Excellencies, ladies and gentlemen,
It is a great honour to be here with you today to remember the brave women and men who lost their lives while serving United Nations Peacekeeping.
Since UN Peacekeeping opened its first mission 70 years ago, more than 3,700 military, police and civilian peacekeepers have lost their lives. They include 132 from 37 countries last year. These peacekeepers gave their lives to protect the lives of others. We are forever in their debt, and they are always in our hearts.
Please join me in a moment of silence as we remember them, and more than 3,700 peacekeepers who have paid the ultimate price over the past 70 years.
Last year saw the highest number of fatalities in our operations as a result of malicious acts, the highest in many years. Unfortunately, the United Nations flag no longer offers protection to peacekeepers, and defining activity of multilateralism is more and more dangerous for the brave women and men who serve as peacekeepers.

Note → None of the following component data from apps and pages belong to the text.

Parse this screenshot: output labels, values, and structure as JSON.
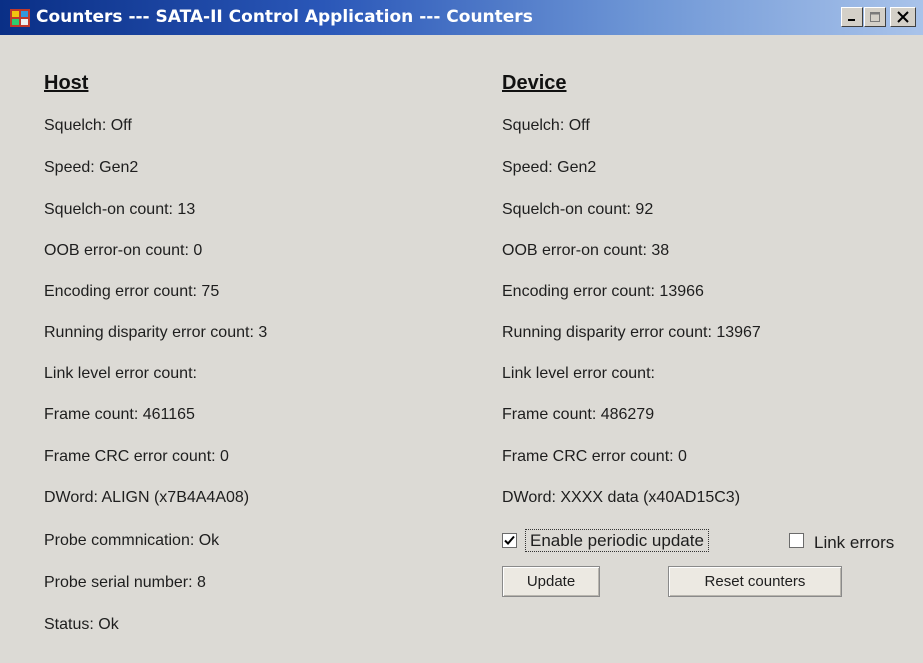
{
  "window": {
    "title": "Counters --- SATA-II Control Application --- Counters",
    "icon": "app-window-icon"
  },
  "host": {
    "heading": "Host",
    "fields": [
      "Squelch: Off",
      "Speed: Gen2",
      "Squelch-on count: 13",
      "OOB error-on count: 0",
      "Encoding error count: 75",
      "Running disparity error count: 3",
      "Link level error count:",
      "Frame count: 461165",
      "Frame CRC error count: 0",
      "DWord: ALIGN (x7B4A4A08)",
      "Probe commnication: Ok",
      "Probe serial number: 8",
      "Status: Ok"
    ]
  },
  "device": {
    "heading": "Device",
    "fields": [
      "Squelch: Off",
      "Speed: Gen2",
      "Squelch-on count: 92",
      "OOB error-on count: 38",
      "Encoding error count: 13966",
      "Running disparity error count: 13967",
      "Link level error count:",
      "Frame count: 486279",
      "Frame CRC error count: 0",
      "DWord: XXXX data (x40AD15C3)"
    ]
  },
  "controls": {
    "enable_periodic_update": {
      "label": "Enable periodic update",
      "checked": true
    },
    "link_errors": {
      "label": "Link errors",
      "checked": false
    },
    "update_button": "Update",
    "reset_button": "Reset counters"
  }
}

But the past year has also demonstrated the value of our peacekeeping missions. The closure of two of them in Côte d'Ivoire and Liberia, is a landmark on the road to peace and stability in a region that was once in chaos. When the right strategies, resources and political support are in place, United Nations peacekeeping saves and improves lives for millions of people.
Earlier this week, I visited our Blue Helmets serving with the UN Mission in Mali, MINUSMA. I was deeply impressed by the important work they are doing, and the many challenges they face. Threatened by terrorists, criminals and armed groups of all kinds, they are helping to build peace, to protect civilians and guarantee the political process.
They are demonstrating the same courage, dedication, service and sacrifice as their comrades in the other 13 UN peacekeeping missions.
Peacekeeping losses have risen dramatically in recent years.
In response, we are now implementing new measures to improve the safety and security of peacekeepers.
We are already seeing a positive impact on the ground. While attacks continue in Mali and the Central African Republic, our ability to defend ourselves and doing that, to defend our mandates and the people we care for, have improved.
I hope to see further improvements in safety. Protecting United Nations Peacekeepers enables them to protect the civilians they serve.
I am committed to improving security for all United Nations personnel, and particularly our military on the front lines.
We are also working with Member States to provide better equipment and training for the women and men sent by the international community into harm’s way.
Over the past 70 years, more than 1 million men and women have served under the United Nations flag.
We acknowledge the sacrifice made by the families and friends of all our peacekeepers, but especially of those who did not return home.
Today, as we honour the memory of our fallen peacekeepers, we recommit to carrying forward their mission for a better future.
May they rest in peace.